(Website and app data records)
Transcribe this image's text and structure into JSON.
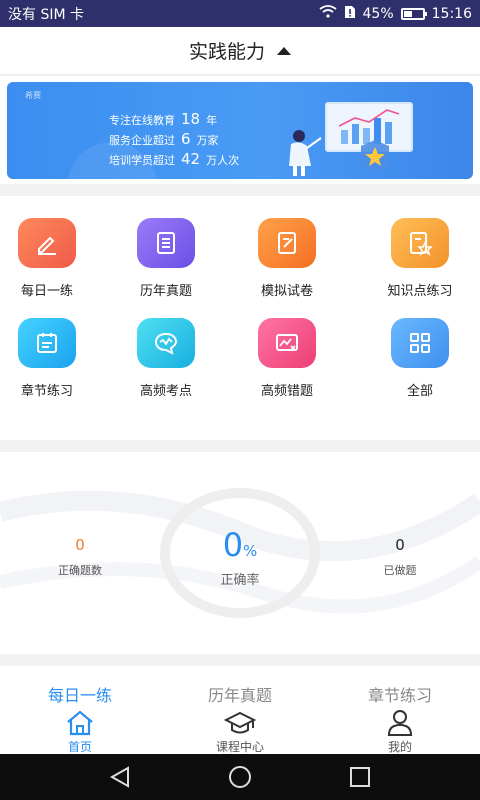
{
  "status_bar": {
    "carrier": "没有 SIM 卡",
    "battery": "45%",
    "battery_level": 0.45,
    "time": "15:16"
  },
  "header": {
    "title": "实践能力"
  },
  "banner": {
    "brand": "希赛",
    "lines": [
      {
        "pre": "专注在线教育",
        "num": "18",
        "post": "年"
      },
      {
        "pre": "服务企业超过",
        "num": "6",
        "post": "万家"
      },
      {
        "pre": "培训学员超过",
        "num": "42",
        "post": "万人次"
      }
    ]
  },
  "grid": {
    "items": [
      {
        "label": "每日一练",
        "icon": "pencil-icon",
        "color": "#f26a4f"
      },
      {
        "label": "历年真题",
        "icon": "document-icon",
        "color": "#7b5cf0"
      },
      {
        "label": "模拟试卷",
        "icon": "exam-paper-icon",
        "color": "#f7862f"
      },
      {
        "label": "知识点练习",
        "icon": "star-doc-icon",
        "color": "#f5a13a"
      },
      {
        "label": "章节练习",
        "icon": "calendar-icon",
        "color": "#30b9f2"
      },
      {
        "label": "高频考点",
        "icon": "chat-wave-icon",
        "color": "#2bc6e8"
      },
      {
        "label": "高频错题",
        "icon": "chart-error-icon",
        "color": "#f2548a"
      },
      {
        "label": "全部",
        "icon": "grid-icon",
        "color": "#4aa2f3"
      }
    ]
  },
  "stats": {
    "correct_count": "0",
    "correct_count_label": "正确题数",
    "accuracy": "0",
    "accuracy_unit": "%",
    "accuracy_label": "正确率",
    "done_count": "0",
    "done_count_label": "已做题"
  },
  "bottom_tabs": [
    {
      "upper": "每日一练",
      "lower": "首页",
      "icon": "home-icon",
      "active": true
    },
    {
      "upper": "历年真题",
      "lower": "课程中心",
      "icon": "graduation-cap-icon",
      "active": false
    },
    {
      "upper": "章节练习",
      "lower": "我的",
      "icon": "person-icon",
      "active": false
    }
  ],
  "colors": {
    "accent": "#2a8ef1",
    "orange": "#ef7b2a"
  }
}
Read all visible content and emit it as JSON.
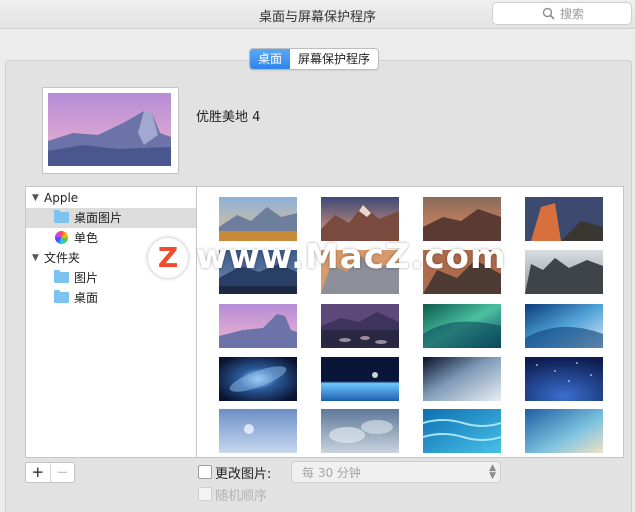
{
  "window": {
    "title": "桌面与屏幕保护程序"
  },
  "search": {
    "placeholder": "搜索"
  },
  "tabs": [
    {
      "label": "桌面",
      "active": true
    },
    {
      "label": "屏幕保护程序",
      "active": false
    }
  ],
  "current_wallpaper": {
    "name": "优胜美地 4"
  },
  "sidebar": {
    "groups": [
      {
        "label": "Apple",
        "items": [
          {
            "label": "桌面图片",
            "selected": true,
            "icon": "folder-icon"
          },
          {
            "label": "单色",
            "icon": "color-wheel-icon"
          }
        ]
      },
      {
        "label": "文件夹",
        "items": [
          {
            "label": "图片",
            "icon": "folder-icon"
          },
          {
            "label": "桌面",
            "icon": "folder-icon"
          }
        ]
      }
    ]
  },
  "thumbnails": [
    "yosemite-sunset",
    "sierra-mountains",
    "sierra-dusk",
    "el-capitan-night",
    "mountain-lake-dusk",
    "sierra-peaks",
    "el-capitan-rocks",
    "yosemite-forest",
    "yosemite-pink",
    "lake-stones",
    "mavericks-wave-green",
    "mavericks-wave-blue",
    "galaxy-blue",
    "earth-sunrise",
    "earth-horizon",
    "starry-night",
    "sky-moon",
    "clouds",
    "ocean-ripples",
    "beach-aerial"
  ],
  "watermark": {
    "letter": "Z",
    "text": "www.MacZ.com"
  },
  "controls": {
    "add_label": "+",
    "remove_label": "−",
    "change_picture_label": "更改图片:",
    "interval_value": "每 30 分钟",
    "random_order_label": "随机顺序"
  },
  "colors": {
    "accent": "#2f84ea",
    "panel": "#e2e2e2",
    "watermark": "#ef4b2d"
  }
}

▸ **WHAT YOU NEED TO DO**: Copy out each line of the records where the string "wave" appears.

▸ **FINISHED EXERCISE**:
        "icon": "chat-wave-icon",
    "mavericks-wave-green",
    "mavericks-wave-blue",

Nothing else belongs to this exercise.